But it seems that our Circuit Superintendent, Itumeleng Tlhakanye, is getting even more excited than I am - he has two candidates in our Circuit who made it through the February screening, and since both of us are making satisfactory progress with our studies and trial services, he is looking forward to conducting our "collaring service" later on this year.
Whether I'll be able to get a clerical collar around the lump in my throat on the day, remains to be seen...
But back to my second Trial Service, which took place at the Zola Methodist Church in Soweto. This service is the one that takes place outside of one's home Circuit, and in Central District this service always takes place in a cross-cultural setting. However, the concept of "cross-cultural" is starting to become less defined in my case - especially since I am a white pastoral assistant to a black minister serving a coloured congregation. I am thankful for having been given the opportunity of conducting services in three different contexts, and am rapidly coming to the conclusion that we can draw SO much from the rich diversity that is within our church - if only we will allow ourselves to.
Although certain readers of this blog have expressed varied opinions concerning the style that a particular preacher should adopt when conducting services in cross-cultural contexts, I decided to stick with my "when in Rome, do as the Romans do" approach. This meant my "Model T" suit (any colour you want, as long as it is black), white shirt, black tie. My son buffed my shoes up to an appropriately gleaming shine. I sat with Itumeleng to go over the order of service, and enlisted his assistance in choosing appropriate hymns from the Sesotho and Xhosa hymnbooks. And I brushed up on my pronunciation of the liturgy in these two languages.
It turned out to be the correct approach, since I was immediately able to make a connection with the congregation - never have I seen so many people look at me so attentively! It makes a change from when my son attends one of my services. His record is about 6 minutes into the sermon before he curls up into a ball and falls fast asleep - talk about encouragement!

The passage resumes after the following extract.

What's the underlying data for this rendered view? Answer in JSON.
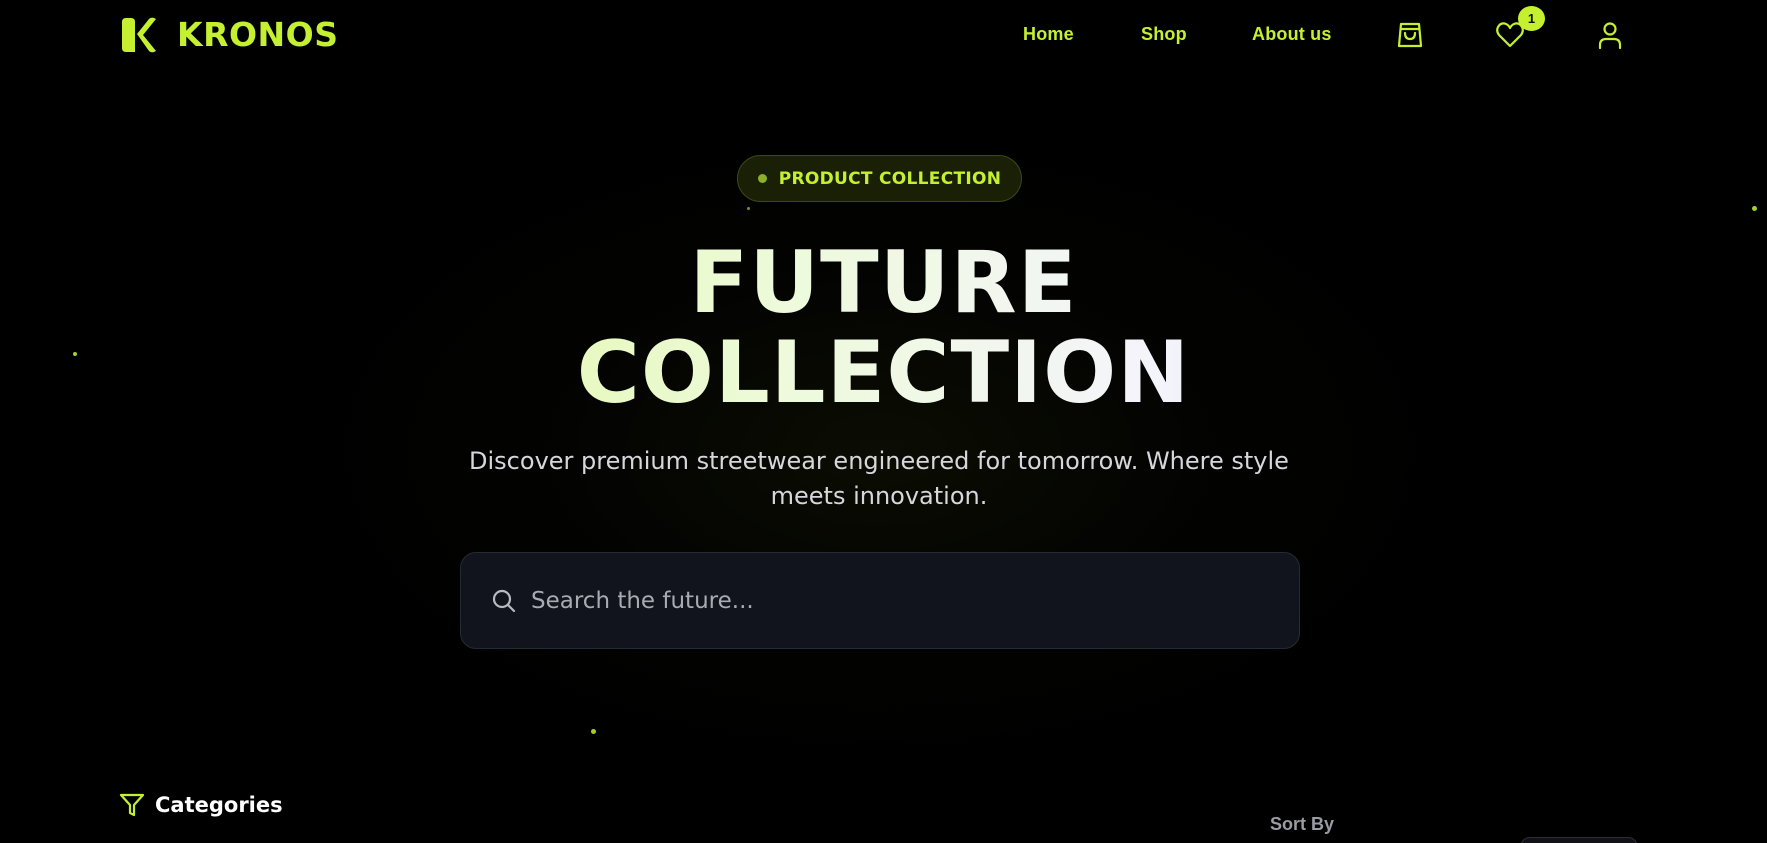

The message was about the experiences of the two disciples on the road to Emmaus, with my text taken from Luke 24: 34 - "It is true! The Lord has risen...". I spoke about how these two men journeyed from a heart-breaking experience, through a heart-searching experience as they shared with the stranger along the way, to a heart-warming experience as they realised that the stranger who they had been talking to was the risen Christ.
But the thing I enjoy most about worshiping with black congregations - these guys can sing! The church was packed to the gills, and while I cannot possibly describe the sound through mere words, it was though it was literally "O, for a thousand tongues to sing my great Redeemer's praise". It's true - compared to that, us whiteys really DON'T know how to worship!
I was quite shocked at the end of the service when I had a look at my watch. Talk about a case of "time flies while you're having fun" - what seemed like about 20 minutes was in fact two hours. But the congregation were not concerned about the time - they were there to worship God, and I found this most encouraging.
And then - the moment of truth - time for the evaluation.
Lesson number 1: A sermon that would normally take 15-20 minutes in my own context can easily stretch to three times this length when being interpreted into another language. So for my next cross-cultural service, which takes place this coming Sunday at Freedom Park, I need to prepare as though for a Toastmasters speech - 5-7 minutes, which will take me to 15-20 with interpretation.
Thankfully that was my only major error on the day, and the panel was particularly pleased that I made an attempt to follow the Sesotho and Xhosa liturgies. However, the one thing that I MUST do is to learn how to speak one of these languages, and Phase One is probably the best opportunity that I will ever have to be able to do so, given that the first year of probation is in a cross-cultural context.
The mark for my first service, which was conducted entirely in English, was in fact a "B" (73%) and not the "A" that I reported previously. There was a misprint on the form used, and I would have actually had to score over 80 to get an "A". So I was quite apprehensive about the second one, given the different form of worship, the use of vernacular liturgy, etc. but I am grateful to have done sufficiently well to be given another "B" (72%).
So now my next stop along the journey is Synod. I can hardly wait!